All the way north on the Island of Madagascar is a city named Ambanja. The E. Guittard company claims to produce a 65% cacao bittersweet with flavors from the region. If you believe their website, the bars are a product of Criollo beans from the fertile Sambirano Valley.
Personally, all I can say is that I found the Ambanja Bittersweet very dry and light in taste, and a stark contrast to Guittard’s Chucuri Bittersweet. The latter is apparently a Columbian bean, which I think has a far more smooth and spicy flavor with a rich and familiar aftertaste.
This all makes me wonder if the “unknown” method of distributing food will come under pressure from newer and better distribution methods for old-world and boutique-type brands.
Take for example the unpleasant situation when a restaurant tells you that ground beef can not be prepared “rare” because of a law meant to protect you from disease — bad beef. Someone should alert the big beef that automation can be counter-productive when it becomes overly efficient at promoting one value in spite of all the others. In fact I usually say I would pay more if I could get a hamburger that came right from the “trusted” local butcher because I know my body is happier when I eat better food. I guess I should find out if you can even have a local butcher, baker…
So although I truly appreciate the security control model provided by the US government to reign in the mass-automation meal industry I would much rather know that the origins of my meal could be traced and therefore controlled right at the root-causes. Come to think of it, how do I find out whether the beef industry has the same or better tolerance for risk that I do? Is their idea of “safe” one in 1,000,000 deaths or is it the big fat 0?

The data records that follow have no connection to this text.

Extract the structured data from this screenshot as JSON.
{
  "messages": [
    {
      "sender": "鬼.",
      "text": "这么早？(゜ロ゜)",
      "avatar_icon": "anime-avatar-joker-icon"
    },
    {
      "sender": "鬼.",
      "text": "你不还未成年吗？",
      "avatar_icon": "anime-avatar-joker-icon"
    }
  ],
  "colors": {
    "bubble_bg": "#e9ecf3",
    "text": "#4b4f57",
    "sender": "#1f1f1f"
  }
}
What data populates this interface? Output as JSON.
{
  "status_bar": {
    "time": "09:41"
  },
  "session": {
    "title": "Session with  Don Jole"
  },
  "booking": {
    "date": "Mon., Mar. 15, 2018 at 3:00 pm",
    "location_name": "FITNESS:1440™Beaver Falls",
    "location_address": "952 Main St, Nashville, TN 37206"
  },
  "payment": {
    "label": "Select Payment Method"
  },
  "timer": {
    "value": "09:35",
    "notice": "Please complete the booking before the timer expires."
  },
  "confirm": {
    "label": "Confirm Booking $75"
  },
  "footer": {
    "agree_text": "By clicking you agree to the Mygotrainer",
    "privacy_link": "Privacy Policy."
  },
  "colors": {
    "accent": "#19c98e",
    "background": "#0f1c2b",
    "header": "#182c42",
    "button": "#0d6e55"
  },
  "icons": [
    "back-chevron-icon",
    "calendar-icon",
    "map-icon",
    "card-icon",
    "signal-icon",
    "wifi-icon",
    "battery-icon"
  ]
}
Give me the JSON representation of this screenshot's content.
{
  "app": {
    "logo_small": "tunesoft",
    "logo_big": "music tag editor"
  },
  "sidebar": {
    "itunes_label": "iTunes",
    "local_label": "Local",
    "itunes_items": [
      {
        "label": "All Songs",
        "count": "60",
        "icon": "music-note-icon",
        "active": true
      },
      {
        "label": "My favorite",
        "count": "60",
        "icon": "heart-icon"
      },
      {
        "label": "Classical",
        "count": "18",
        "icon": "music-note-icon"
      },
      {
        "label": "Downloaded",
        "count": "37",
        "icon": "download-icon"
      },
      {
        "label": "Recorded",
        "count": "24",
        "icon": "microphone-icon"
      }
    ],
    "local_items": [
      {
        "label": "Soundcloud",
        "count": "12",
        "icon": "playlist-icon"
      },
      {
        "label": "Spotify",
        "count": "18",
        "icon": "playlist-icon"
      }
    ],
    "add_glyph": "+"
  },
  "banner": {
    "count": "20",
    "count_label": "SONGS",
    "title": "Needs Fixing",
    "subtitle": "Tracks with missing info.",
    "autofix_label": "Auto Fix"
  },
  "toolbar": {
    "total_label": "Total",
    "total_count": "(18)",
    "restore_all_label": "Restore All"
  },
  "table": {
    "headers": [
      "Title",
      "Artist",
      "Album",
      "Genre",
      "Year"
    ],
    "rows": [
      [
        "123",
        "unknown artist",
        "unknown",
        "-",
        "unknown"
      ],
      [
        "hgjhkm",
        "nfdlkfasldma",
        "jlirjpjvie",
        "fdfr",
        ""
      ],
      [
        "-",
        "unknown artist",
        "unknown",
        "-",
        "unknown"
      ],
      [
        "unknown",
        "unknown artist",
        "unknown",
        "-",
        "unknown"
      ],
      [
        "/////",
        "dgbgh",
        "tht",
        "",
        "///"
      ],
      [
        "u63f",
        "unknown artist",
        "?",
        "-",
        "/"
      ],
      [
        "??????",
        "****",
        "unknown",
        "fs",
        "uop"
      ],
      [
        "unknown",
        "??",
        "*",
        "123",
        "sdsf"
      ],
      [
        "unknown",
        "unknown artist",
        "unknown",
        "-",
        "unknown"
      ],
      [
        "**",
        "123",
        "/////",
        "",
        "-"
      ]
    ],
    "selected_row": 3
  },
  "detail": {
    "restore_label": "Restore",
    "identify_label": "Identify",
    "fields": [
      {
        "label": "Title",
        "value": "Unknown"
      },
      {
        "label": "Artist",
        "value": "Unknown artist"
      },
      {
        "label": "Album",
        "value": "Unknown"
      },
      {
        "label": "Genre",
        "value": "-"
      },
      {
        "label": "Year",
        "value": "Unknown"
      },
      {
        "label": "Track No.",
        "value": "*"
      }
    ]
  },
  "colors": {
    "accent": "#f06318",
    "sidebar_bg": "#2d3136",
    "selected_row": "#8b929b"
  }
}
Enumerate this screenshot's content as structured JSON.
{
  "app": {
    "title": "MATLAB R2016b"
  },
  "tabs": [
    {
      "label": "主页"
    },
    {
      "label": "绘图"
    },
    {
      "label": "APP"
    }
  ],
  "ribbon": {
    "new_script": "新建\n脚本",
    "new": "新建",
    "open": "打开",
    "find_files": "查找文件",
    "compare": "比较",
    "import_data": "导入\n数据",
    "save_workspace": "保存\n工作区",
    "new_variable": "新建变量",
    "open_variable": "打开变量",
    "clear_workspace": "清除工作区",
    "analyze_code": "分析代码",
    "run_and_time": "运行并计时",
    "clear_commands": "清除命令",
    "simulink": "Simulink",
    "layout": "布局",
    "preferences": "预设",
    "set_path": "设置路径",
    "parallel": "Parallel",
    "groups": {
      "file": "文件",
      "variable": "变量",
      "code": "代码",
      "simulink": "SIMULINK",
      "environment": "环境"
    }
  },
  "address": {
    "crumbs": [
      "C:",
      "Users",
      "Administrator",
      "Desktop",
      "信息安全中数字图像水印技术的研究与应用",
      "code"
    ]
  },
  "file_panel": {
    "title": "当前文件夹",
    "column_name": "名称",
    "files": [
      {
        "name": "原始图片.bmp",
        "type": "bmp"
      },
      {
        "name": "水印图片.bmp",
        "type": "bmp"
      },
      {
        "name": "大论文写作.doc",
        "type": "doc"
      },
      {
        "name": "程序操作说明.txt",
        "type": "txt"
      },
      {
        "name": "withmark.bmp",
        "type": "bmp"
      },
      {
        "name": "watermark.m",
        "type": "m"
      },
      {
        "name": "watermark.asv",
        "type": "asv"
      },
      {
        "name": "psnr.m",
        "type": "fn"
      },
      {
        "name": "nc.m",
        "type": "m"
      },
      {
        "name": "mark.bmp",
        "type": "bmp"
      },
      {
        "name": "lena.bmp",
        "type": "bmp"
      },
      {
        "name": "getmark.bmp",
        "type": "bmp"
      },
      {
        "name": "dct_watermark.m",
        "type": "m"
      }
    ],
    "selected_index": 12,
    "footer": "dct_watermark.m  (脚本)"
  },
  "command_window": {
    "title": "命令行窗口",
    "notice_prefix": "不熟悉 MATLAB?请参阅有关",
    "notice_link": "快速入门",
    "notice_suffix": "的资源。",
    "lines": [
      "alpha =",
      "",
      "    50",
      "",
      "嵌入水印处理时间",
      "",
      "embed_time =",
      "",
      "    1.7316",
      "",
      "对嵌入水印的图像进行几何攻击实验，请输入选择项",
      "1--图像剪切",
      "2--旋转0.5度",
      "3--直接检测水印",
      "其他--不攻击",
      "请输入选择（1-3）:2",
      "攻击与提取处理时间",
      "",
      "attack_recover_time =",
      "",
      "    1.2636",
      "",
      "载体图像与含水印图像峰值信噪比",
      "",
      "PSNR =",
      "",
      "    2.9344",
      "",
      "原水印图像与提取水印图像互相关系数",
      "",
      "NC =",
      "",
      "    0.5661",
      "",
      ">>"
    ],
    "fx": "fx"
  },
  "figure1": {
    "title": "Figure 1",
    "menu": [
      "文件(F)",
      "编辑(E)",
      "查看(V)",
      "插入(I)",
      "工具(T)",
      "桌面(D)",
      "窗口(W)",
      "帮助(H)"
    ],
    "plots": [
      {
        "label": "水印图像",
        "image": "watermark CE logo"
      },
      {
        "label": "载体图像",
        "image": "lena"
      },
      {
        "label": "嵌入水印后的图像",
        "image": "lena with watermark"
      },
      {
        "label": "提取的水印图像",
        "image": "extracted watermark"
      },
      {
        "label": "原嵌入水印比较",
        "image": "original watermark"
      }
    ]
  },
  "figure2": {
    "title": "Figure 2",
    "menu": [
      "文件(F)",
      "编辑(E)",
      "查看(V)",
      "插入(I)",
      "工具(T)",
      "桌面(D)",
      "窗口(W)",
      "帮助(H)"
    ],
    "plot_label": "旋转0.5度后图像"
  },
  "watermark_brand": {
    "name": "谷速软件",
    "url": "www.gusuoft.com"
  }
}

Consider for a second the BSE website, which was prominently advertised on the front page of the National Cattlemen’s Beef Association. It provides the following assurance:
U.S. beef producers have worked with federal authorities for more than 15 years to set up the system of science- based firewalls that is working today to keep the food supply safe.
Hmmm, last time I checked firewalls are a single control and thus widely considered insufficient on their own to provide adequate security. Not such a great marketing campaign, if you ask me. Alas, nothing else is mentioned although I found it interesting that the Cattlemen’s website also links to some anti-vegetarian propaganda.
I suspect that if a proper set of consumer-based controls were in place, they might be able to preserve “single-origin” (e.g. quality) values on a large scale, such that we would still have excellent flavor and texture along with desireable price. But until that happens, wise consumers seek out the small-batch and single-origin brands that are a healthier choice and more in tune with their real needs (better cost-benefit ratio).
Back to chocolate, I have to wonder, are you safer trying to stay on top of the additives in the giant brand chocolate bars, or are controls more likely to be present and effective with small-batch real cacao, cane sugar, lecithin and vanilla? And does fair-trade mean less chance of sabotage? Mmmm, chocolate.